The first area for improvement concerns the timeliness of image delivery. For many of FAO's programmes, this is an essential characteristic of any routine data flow, but, at present, this is hampering full operational use of VEGETATION data. As an example, in November 1999, reports were received of vegetation development in a number of potential locust breeding areas in Mauritania. Ground teams were ready to verify this information and had hoped to base their findings on VEGETATION. Unfortunately, the data arrived too late, and an opportunity was missed.

The second field where improvements would increase the value of VEGETATION concerns the quality of cloud masking and the validity of the Status Maps. For a proper assessment of the confidence that can be assigned to changes in NDVI the availability of reliable cloud masking information is essential.

The third field relates to the image speckle that results from the compositing procedure. Dekadal composits of single-band imagery can be rather noisy, which forces the analysts to use monthly images instead of dekadal images, thereby reducing the temporal resolution.

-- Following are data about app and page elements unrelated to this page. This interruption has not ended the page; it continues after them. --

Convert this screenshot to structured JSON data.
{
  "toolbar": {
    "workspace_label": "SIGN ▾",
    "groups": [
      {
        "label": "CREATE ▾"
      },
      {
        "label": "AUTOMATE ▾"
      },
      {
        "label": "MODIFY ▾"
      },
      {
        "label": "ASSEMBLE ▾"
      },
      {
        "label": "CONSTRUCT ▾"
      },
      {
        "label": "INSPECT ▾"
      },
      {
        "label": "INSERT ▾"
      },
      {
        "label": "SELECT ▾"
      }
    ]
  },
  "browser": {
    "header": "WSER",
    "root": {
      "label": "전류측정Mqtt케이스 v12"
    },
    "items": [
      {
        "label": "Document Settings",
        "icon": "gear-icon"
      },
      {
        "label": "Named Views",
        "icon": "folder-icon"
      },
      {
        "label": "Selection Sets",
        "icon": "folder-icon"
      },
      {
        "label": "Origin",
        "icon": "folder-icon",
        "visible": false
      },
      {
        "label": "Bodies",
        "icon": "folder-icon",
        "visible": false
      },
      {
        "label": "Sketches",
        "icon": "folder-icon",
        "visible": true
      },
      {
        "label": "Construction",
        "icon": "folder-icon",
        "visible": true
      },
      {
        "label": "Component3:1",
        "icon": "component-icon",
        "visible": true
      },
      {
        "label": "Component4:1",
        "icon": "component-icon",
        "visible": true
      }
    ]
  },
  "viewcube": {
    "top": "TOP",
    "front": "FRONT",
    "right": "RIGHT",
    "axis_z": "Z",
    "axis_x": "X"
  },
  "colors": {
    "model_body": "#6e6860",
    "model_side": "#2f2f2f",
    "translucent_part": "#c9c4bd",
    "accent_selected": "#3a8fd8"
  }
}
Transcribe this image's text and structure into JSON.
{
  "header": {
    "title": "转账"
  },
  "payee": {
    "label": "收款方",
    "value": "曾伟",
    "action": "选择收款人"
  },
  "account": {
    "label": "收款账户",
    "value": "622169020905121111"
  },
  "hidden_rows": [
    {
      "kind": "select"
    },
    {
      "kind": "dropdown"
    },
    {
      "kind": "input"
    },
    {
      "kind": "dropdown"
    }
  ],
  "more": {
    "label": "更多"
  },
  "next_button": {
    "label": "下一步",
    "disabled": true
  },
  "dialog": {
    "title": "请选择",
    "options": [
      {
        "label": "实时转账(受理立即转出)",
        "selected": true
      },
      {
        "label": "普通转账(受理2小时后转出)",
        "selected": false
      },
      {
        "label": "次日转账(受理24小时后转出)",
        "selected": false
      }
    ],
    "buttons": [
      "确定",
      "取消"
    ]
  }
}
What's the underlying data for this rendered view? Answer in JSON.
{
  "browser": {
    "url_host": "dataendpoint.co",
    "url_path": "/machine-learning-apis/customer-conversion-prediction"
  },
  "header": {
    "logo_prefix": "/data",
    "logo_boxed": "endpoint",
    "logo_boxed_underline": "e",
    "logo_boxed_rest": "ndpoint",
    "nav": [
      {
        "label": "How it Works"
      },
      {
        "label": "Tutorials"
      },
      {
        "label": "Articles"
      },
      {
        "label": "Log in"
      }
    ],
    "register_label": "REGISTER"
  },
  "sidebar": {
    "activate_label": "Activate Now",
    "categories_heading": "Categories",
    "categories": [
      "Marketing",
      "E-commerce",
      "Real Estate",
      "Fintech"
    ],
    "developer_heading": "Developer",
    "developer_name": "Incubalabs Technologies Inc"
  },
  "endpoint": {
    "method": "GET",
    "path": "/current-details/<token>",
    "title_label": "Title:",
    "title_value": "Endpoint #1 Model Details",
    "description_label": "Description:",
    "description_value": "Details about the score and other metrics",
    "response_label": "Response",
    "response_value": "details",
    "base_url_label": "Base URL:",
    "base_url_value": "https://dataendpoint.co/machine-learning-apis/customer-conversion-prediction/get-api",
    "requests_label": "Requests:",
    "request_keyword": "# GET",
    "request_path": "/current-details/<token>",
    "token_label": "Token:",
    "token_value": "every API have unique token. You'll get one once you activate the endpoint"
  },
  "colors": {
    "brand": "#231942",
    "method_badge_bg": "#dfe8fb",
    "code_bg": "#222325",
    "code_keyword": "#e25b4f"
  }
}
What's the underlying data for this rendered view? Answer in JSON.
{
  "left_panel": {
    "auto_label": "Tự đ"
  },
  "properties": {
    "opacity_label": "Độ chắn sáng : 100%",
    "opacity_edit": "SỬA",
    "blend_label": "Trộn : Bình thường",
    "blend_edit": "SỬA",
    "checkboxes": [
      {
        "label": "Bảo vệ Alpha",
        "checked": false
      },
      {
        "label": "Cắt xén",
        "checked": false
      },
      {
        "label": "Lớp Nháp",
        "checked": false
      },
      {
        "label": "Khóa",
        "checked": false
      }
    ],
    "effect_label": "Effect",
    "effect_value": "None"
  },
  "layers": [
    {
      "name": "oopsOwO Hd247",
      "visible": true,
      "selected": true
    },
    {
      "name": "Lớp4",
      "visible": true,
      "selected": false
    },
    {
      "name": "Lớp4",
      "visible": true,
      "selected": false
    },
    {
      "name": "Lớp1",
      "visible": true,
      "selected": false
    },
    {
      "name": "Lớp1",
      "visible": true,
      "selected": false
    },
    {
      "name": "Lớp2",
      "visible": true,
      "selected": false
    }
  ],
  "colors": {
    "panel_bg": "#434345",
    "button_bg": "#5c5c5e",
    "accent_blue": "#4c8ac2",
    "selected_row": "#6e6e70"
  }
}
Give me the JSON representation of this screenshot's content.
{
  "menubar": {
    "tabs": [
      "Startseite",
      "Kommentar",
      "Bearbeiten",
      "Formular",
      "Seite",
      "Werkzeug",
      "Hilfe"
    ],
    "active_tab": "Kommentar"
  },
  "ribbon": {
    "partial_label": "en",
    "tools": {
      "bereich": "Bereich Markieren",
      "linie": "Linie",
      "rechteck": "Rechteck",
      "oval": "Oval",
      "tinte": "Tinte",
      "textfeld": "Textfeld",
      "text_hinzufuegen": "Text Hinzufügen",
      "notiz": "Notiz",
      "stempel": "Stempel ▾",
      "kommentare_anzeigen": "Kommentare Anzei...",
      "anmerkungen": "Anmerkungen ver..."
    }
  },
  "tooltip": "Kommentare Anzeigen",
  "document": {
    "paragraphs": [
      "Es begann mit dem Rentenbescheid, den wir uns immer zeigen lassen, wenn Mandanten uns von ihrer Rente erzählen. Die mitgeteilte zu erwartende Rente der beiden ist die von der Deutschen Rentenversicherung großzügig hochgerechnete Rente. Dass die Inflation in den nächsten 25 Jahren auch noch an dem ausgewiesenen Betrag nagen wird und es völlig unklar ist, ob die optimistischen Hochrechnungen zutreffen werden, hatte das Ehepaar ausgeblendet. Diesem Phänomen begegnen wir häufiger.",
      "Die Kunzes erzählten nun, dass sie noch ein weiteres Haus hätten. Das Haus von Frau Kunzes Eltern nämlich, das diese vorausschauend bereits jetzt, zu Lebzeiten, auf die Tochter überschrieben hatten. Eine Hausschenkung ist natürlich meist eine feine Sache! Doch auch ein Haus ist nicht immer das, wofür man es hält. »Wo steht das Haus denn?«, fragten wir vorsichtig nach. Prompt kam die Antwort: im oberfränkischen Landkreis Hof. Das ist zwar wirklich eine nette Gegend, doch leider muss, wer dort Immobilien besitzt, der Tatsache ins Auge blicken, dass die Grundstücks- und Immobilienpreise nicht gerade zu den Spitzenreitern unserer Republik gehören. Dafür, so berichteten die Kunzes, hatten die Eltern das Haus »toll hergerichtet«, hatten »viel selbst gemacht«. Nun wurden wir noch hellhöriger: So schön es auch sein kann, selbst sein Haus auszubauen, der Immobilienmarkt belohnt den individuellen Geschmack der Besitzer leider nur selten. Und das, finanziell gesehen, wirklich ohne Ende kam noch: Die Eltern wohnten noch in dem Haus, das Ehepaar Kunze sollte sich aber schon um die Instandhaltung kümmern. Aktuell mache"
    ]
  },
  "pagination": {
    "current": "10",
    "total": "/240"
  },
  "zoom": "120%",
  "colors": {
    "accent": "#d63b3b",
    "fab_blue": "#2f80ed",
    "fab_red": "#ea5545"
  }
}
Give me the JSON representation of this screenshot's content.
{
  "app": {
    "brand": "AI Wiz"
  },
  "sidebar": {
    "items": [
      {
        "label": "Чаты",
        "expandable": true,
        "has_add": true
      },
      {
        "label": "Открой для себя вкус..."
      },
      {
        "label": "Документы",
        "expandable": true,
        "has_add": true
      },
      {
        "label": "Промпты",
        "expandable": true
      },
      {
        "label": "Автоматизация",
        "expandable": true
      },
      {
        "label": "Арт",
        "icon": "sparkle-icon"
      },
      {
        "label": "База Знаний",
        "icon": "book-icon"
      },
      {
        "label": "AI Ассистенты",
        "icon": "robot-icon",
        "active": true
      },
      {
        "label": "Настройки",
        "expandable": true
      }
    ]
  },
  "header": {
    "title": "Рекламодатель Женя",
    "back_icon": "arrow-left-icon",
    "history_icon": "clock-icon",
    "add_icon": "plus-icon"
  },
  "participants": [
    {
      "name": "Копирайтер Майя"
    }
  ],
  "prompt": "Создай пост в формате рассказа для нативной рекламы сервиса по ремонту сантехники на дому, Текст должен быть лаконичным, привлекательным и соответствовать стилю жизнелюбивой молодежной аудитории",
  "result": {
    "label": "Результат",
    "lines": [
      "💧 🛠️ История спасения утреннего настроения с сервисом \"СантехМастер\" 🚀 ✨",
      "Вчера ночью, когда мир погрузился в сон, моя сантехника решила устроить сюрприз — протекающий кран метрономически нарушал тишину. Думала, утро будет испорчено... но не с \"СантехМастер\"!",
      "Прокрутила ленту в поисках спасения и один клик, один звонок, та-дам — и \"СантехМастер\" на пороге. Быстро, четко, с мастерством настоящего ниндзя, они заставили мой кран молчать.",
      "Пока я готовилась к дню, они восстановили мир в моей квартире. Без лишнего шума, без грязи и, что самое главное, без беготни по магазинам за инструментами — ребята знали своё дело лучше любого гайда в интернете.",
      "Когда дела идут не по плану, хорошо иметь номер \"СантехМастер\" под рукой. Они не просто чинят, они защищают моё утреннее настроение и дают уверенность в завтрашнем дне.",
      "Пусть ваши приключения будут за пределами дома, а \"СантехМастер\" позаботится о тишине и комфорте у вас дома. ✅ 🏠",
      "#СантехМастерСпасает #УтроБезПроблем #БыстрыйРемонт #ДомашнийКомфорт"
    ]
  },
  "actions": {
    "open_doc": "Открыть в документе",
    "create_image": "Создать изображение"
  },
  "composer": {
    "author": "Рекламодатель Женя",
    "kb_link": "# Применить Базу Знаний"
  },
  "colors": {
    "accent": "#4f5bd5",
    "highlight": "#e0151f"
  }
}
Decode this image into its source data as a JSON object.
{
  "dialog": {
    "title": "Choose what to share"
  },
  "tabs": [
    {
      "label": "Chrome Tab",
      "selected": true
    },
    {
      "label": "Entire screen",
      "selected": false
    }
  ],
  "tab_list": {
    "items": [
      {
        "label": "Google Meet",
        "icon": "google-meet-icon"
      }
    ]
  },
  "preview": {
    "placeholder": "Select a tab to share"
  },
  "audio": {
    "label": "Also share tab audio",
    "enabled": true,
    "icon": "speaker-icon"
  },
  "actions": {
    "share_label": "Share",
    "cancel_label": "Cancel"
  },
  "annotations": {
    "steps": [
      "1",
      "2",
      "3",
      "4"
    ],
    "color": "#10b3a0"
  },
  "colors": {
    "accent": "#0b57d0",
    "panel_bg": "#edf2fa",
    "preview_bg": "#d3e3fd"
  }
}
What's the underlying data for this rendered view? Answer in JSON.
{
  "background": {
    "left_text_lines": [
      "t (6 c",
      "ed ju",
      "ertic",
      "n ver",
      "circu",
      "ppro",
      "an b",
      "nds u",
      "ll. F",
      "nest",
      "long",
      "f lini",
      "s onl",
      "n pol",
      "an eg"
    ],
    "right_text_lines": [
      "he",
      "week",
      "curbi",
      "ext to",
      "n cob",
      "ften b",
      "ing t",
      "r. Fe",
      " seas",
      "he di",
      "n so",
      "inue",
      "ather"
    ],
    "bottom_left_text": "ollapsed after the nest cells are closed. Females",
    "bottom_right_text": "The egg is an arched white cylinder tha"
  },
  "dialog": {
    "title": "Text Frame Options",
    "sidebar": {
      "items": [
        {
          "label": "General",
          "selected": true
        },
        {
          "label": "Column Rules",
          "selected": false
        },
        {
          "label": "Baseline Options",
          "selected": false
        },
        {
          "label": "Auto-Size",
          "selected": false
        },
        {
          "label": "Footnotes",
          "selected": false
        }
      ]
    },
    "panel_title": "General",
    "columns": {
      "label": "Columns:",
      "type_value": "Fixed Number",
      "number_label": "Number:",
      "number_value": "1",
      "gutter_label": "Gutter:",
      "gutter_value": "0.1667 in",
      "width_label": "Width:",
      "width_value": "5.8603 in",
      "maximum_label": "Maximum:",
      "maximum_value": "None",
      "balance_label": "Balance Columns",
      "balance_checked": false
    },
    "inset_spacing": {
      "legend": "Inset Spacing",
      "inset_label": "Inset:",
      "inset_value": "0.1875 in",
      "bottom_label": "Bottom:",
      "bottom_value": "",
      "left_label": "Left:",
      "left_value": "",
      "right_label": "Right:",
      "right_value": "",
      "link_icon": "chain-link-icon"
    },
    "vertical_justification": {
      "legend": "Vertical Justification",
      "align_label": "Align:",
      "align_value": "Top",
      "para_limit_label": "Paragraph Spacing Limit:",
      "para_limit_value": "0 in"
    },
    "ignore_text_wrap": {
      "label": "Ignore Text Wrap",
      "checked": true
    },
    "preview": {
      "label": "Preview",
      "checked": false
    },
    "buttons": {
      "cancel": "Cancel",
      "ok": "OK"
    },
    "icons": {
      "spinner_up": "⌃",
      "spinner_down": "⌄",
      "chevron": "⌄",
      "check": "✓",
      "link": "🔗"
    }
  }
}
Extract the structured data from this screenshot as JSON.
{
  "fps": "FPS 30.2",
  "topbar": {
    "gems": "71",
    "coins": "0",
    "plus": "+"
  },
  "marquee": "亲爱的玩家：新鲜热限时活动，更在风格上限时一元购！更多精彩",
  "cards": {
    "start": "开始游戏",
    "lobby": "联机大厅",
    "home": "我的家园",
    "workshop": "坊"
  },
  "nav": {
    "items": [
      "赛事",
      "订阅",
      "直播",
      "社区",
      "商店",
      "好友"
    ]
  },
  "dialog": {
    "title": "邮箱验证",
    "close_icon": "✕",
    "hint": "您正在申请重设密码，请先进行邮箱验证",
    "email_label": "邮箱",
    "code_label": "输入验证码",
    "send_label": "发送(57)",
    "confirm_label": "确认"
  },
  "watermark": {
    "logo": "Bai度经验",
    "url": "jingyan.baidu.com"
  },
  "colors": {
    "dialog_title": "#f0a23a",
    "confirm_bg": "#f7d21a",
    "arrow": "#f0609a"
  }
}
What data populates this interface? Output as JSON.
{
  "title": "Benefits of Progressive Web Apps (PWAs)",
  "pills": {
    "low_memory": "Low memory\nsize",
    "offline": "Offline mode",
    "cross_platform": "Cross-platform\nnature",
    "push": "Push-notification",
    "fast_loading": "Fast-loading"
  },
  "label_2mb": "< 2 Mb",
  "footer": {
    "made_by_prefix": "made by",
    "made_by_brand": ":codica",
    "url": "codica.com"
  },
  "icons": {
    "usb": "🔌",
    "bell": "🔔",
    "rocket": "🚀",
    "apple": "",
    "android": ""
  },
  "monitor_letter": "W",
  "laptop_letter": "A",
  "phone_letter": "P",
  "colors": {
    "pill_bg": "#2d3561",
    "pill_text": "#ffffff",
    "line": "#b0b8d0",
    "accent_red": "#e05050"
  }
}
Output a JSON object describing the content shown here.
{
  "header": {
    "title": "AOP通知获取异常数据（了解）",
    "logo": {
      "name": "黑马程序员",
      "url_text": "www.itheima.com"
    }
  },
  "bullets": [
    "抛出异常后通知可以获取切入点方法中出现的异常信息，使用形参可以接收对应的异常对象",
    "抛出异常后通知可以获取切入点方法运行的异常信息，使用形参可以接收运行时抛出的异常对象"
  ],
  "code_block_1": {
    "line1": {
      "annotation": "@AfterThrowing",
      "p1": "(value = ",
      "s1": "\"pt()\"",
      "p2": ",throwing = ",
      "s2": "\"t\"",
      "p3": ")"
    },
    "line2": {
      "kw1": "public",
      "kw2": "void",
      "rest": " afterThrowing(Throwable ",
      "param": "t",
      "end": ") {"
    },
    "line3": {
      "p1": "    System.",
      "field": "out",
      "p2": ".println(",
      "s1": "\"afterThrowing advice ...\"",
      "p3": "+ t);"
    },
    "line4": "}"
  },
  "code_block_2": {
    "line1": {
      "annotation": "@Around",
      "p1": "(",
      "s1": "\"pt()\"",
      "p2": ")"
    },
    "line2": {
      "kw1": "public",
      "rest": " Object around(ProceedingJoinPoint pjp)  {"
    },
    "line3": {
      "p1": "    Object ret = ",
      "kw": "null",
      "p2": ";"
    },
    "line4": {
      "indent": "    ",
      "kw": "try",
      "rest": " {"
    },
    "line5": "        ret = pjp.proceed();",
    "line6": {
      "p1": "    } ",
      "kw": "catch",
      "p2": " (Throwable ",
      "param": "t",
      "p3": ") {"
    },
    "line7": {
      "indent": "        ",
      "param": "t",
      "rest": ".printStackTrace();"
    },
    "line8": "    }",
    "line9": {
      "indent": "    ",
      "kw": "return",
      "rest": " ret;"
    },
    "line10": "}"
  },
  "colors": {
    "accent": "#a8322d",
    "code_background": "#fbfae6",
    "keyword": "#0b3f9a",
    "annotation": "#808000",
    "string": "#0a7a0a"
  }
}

Any improvements that can be made in the above three fields will further increase the value of this very successful mission. From the side of FAO, it is sincerely hoped that VEGETATION will be able to realize a long-term data flow, which will benefit many users, both in developed and in developing countries.

Additional information about the VEGETATION initiative can be obtained from the VEGETATION website or e-mail: fred.snijders@fao.org



Back to Top FAO Homepage